The last time we saw a quarterback like this was current BYU quarterbacks coach Brandon Doman. When he first came on the scene in 2000, it was clear the lefty could avoid the rush, but his arm was sub-par. Then, in 2001, he led one of the most prolific BYU offenses in recent memory. True, he did have the help of Luke Staley, but he made his fair share of plays. Coupled with Harvey Unga, Nelson could be a reincarnation of his current coach.
However, there are a couple other quarterbacks headed to Provo that will challenge him for the spot as Max Hall’s successor. Highly recruited high school quarterback Jake Heaps has the attitude of a winner and has verbalized that he plans on competing for the job. However, it would be most logical to redshirt him for a year to maximize his eligibility if he decides to go on a mission. The aforementioned James Lark and Jason Munns are also slated to return for next season. Lark is said to have all the physical tools to make the plays, and Munns is a beast that put up gaudy numbers in high school.
So who will it be? My guess is that because Nelson has a year under his belt getting to know the system, he will get the nod from Bronco. From what I have found with Bronco, if it comes down to it, the more experienced player will play. However, if Nelson struggles, expect him to be on a short leash.
I mentioned previously that there isn’t really a whole lot to say about this game. New Mexico used to be a solid program because of its previous coach, Rocky Long. Now they have the abusive Mike Locksley, who has managed to drive the program into the ground. If BYU doesn’t put up 40-plus points or if they give up more than 14, then it should be considered an embarrassment. The funny thing is, when BYU wins this game they will be undefeated on the road this year, with their only two losses coming at home. Their road schedule was pretty easy, but I still see this as a positive note. BYU 48, New Mexico 10.

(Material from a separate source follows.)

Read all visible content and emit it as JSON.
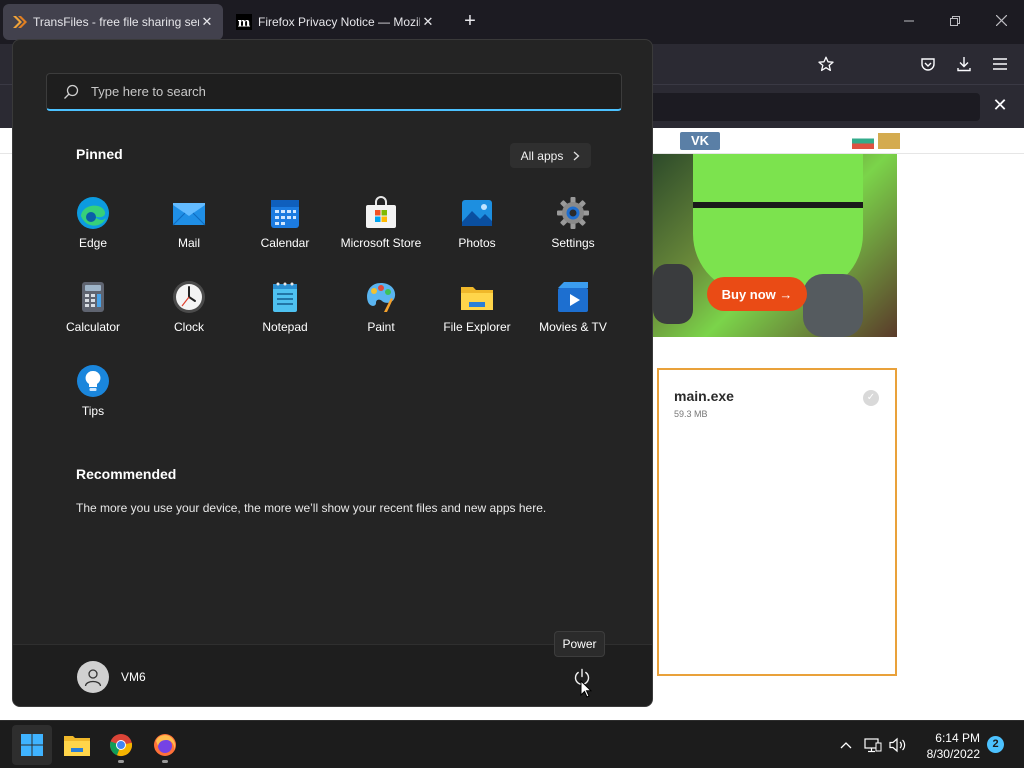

1. J.J. DiLuigi — When he contributes, BYU wins. Plain and simple.
2. Max Hall — I don’t care who you play, completing 20 of 22 is impressive.
3. Jamie Hill — The defensive coordinator changed up drills in practice and it paid off.
1. O’Neill Chambers — I close my eyes in fear every time he has the ball.
2. Mitch Payne — We can always count on him to miss a field goal.
3. Laramie, Wyoming — The BYU football team ended up staying in the Little America Hotel in Cheyenne, passing up the opportunity to stay in the lovely Gas Lite Motel.
Jake Welch is a sports correspondent for Rhombus. His editor would like to express his shock that Mr. Welch managed to contain his seething vitriol about Laramie, Wyo., to only one sentence this week.